Andes and need to be kept cool and wet in cultivation - two things that come rather easily here. So I have this plant as a trial, a cheap hybrid to see how it fares in an unheated greenhous through the winter.
It survived last year without trouble, but last year was very mild. This year it has come into flower as the chill of autumn can be felt. Events will unfold.
I have a number of other "exotic" orchids growing alongside. This may be the year that they are all destroyed by the cold. This is certainly the season for bracing myself
against that possibility. This may be the last that is ever seen of Masdevallia 'Malvern'. It is as exciting as being a teenager again, though in a different way.
It may be worth adding as a footnote that none of those early orchids survived for long, in many ways this is a very familiar path.
15th November 2020
Camellia 'Show Girl' .
The season is changing slowly. I went up into the garden hoping to see the earliest snowdrops in flower. There are a selection of autumn flowering G.elwesii in the snowdrop beds that could have been

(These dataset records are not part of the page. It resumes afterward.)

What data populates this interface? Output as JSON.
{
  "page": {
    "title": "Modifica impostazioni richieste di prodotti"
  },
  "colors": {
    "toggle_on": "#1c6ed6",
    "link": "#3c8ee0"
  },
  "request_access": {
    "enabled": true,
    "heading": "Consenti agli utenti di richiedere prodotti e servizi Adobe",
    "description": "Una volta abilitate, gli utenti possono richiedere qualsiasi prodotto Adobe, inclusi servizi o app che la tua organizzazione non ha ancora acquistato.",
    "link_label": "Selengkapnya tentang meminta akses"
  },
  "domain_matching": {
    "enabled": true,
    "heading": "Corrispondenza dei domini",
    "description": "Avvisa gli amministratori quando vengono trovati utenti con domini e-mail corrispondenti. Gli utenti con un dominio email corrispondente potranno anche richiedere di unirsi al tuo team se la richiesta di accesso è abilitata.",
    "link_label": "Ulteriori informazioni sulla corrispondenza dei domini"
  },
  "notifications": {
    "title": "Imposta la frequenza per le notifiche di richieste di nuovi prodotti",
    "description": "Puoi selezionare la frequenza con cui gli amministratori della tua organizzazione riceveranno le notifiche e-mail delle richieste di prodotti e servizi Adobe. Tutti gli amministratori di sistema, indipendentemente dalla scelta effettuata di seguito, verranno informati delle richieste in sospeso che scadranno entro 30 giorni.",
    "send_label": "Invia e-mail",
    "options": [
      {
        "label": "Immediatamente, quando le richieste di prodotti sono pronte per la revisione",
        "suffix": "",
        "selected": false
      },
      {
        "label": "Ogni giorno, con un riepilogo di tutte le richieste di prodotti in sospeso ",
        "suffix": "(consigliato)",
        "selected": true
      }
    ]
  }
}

dangling the optimism of spring before me. Nothing much to see unfortunately. Some hard green noses poking though the earth but no buds. I need the snowdrops in the greenhouse to hang on for a couple
more weeks so that the garden snowdrops can take over smoothly.
On the way back a spot of pink in the distance caught my eye. I have been watching for a Camellia to get over-excited and pop open a premature bud but so far there has been nothing.
This was a spot of colour on 'Show Girl'. I thought it might be the first colour showing on a bud, but closer inspection uncovered two open flowers. It seemed very early
but checking my notes showed that it is only four days earlier than the previous record. New flowers will open every week now, it will be in colour until the blackbirds start nesting in April,
the dark winter nights are trounced and the orchids are either dead or alive.
I don't have daffodils yet, daffodils are for later, but suddenly that doesn't seem like an unreasonable hope.